With the recent devastating earthquake in Nepal, there is a need to address the issue of earthquake preparedness and what that entails. There are certain myths surrounding earthquakes that have been drilled into our heads that need to be dispelled so you can possibly survive such a natural disaster without placing yourself in danger without a point. The following will explain some details and what you can do to deal with them before, during and after an earthquake:
- Doorways are not really stronger than the rest of your structure, so you should avoid using them for protection. The best you can hope for during an earthquake is to find a good piece of furniture and hold on to it, which would help in most cases, but the most severe earthquakes.
- You need to be intimately aware of any earthquake safety plans, fire evacuation routes and more in the building you inhabit, especially if you live in a quake-prone area.
- Pick safe zones in each room around your home, school or workplace. Safe zones would be somewhere under sturdy furniture pieces, an interior wall well away from windows with your head and neck in your hands, away from bookcases or any tall furniture that may end up falling on you.
- Keep a pair of sturdy shoes and a flashlight nearby just in case you deal with a quake in the middle of the night.
- You will need to make sure heavier items such as mirrors and pictures are kept away from places where people sit or sleep. Bolt your cabinets and other taller pieces of furniture to the walls to keep them safe from falling.
- You would do well to shut off your gas valves when you’re not using them and to do so rapidly during a quake to keep yourself safe. Only one spark is needed for instant inferno, so keep your tools nearby in a quake-prone area.
- Prepare emergency supplies in an easy to find and safe zone away from your home in case of a building collapse.
- Keep in mind that aftershocks are a strong possibility after an earthquake, so you would do well to be prepared for them, as well as landslides and tsunamis if you live close to the beach.
- Each time you feel an aftershock happening, you will need to drop and cover regardless of how weak it may seem at first.
- Put on long-sleeved shirts and long pants, as well as a pair of strong shoes and work gloves plus a safety helmet if you have one.
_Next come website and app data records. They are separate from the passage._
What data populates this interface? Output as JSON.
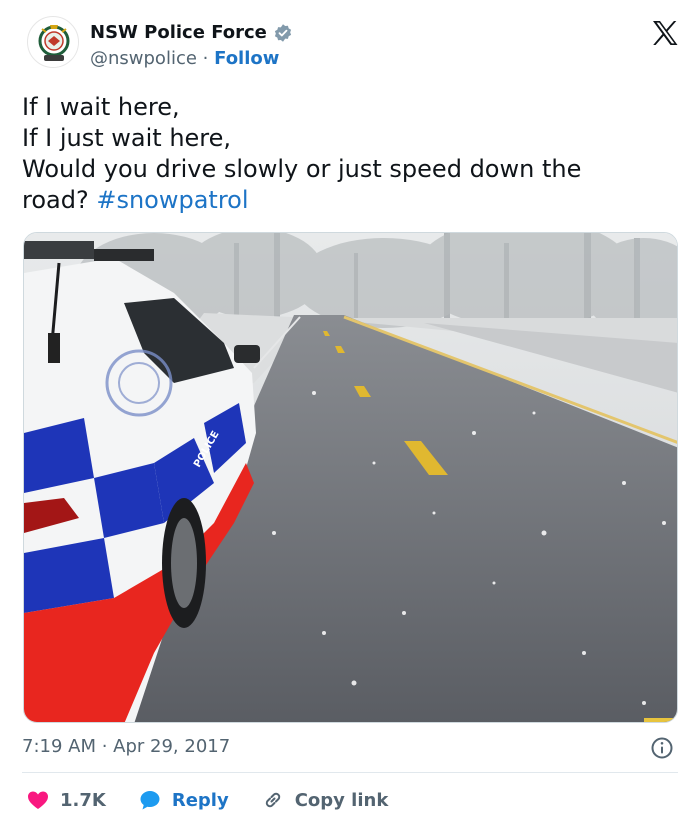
{
  "author": {
    "display_name": "NSW Police Force",
    "handle": "@nswpolice",
    "separator": "·",
    "follow_label": "Follow",
    "verified": true
  },
  "tweet": {
    "lines": [
      "If I wait here,",
      "If I just wait here,",
      "Would you drive slowly or just speed down the"
    ],
    "last_line_text": "road?",
    "hashtag": "#snowpatrol"
  },
  "media": {
    "car_door_text": "POLICE"
  },
  "meta": {
    "timestamp": "7:19 AM · Apr 29, 2017"
  },
  "actions": {
    "like_count": "1.7K",
    "reply_label": "Reply",
    "copy_link_label": "Copy link"
  },
  "colors": {
    "link": "#1d74c6",
    "like": "#f91880",
    "reply": "#1d9bf0",
    "muted": "#536471",
    "text": "#0f1419"
  },
  "icons": {
    "verified": "verified-badge-icon",
    "x_logo": "x-logo-icon",
    "info": "info-icon",
    "like": "heart-icon",
    "reply": "speech-bubble-icon",
    "copy": "link-icon"
  }
}
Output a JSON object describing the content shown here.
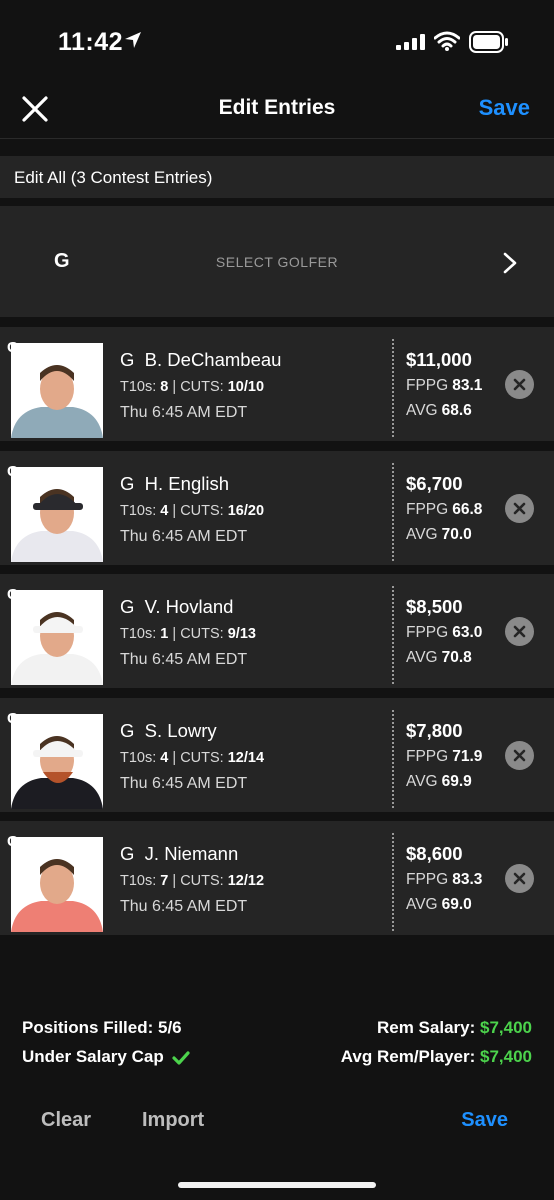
{
  "status_bar": {
    "time": "11:42"
  },
  "nav": {
    "title": "Edit Entries",
    "save_label": "Save"
  },
  "edit_all": {
    "label": "Edit All (3 Contest Entries)"
  },
  "select_golfer": {
    "position": "G",
    "label": "SELECT GOLFER"
  },
  "players": [
    {
      "pos_tag": "G",
      "pos": "G",
      "name": "B. DeChambeau",
      "t10s_label": "T10s:",
      "t10s": "8",
      "cuts_label": "CUTS:",
      "cuts": "10/10",
      "time": "Thu 6:45 AM EDT",
      "salary": "$11,000",
      "fppg_label": "FPPG",
      "fppg": "83.1",
      "avg_label": "AVG",
      "avg": "68.6",
      "shirt_color": "#8faab8",
      "hat": "none"
    },
    {
      "pos_tag": "G",
      "pos": "G",
      "name": "H. English",
      "t10s_label": "T10s:",
      "t10s": "4",
      "cuts_label": "CUTS:",
      "cuts": "16/20",
      "time": "Thu 6:45 AM EDT",
      "salary": "$6,700",
      "fppg_label": "FPPG",
      "fppg": "66.8",
      "avg_label": "AVG",
      "avg": "70.0",
      "shirt_color": "#e8e8ee",
      "hat": "dark"
    },
    {
      "pos_tag": "G",
      "pos": "G",
      "name": "V. Hovland",
      "t10s_label": "T10s:",
      "t10s": "1",
      "cuts_label": "CUTS:",
      "cuts": "9/13",
      "time": "Thu 6:45 AM EDT",
      "salary": "$8,500",
      "fppg_label": "FPPG",
      "fppg": "63.0",
      "avg_label": "AVG",
      "avg": "70.8",
      "shirt_color": "#f2f2f2",
      "hat": "light"
    },
    {
      "pos_tag": "G",
      "pos": "G",
      "name": "S. Lowry",
      "t10s_label": "T10s:",
      "t10s": "4",
      "cuts_label": "CUTS:",
      "cuts": "12/14",
      "time": "Thu 6:45 AM EDT",
      "salary": "$7,800",
      "fppg_label": "FPPG",
      "fppg": "71.9",
      "avg_label": "AVG",
      "avg": "69.9",
      "shirt_color": "#1c1c22",
      "hat": "light"
    },
    {
      "pos_tag": "G",
      "pos": "G",
      "name": "J. Niemann",
      "t10s_label": "T10s:",
      "t10s": "7",
      "cuts_label": "CUTS:",
      "cuts": "12/12",
      "time": "Thu 6:45 AM EDT",
      "salary": "$8,600",
      "fppg_label": "FPPG",
      "fppg": "83.3",
      "avg_label": "AVG",
      "avg": "69.0",
      "shirt_color": "#ee7f74",
      "hat": "none"
    }
  ],
  "footer": {
    "positions_filled": "Positions Filled: 5/6",
    "under_cap": "Under Salary Cap",
    "rem_salary_label": "Rem Salary:",
    "rem_salary_value": "$7,400",
    "avg_rem_label": "Avg Rem/Player:",
    "avg_rem_value": "$7,400"
  },
  "bottom": {
    "clear_label": "Clear",
    "import_label": "Import",
    "save_label": "Save"
  },
  "colors": {
    "accent": "#1e90ff",
    "positive": "#4cd34c",
    "background": "#121212",
    "row": "#252525"
  },
  "icons": [
    "location-arrow-icon",
    "signal-icon",
    "wifi-icon",
    "battery-icon",
    "close-icon",
    "chevron-right-icon",
    "remove-icon",
    "checkmark-icon"
  ]
}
The danger of falling objects after an earthquake is ever present, so you would do well to keep yourself as safe as you can.
- Have a portable hand-crank radio to listen for emergency information and updates.
Once you’re sure the quake is over, you may need to deal with clearance of your entire property. Clearance companies will allow you to deal with house clearance and waste removal after the earthquake. For more waste collection tips visit: green waste clearance in Islington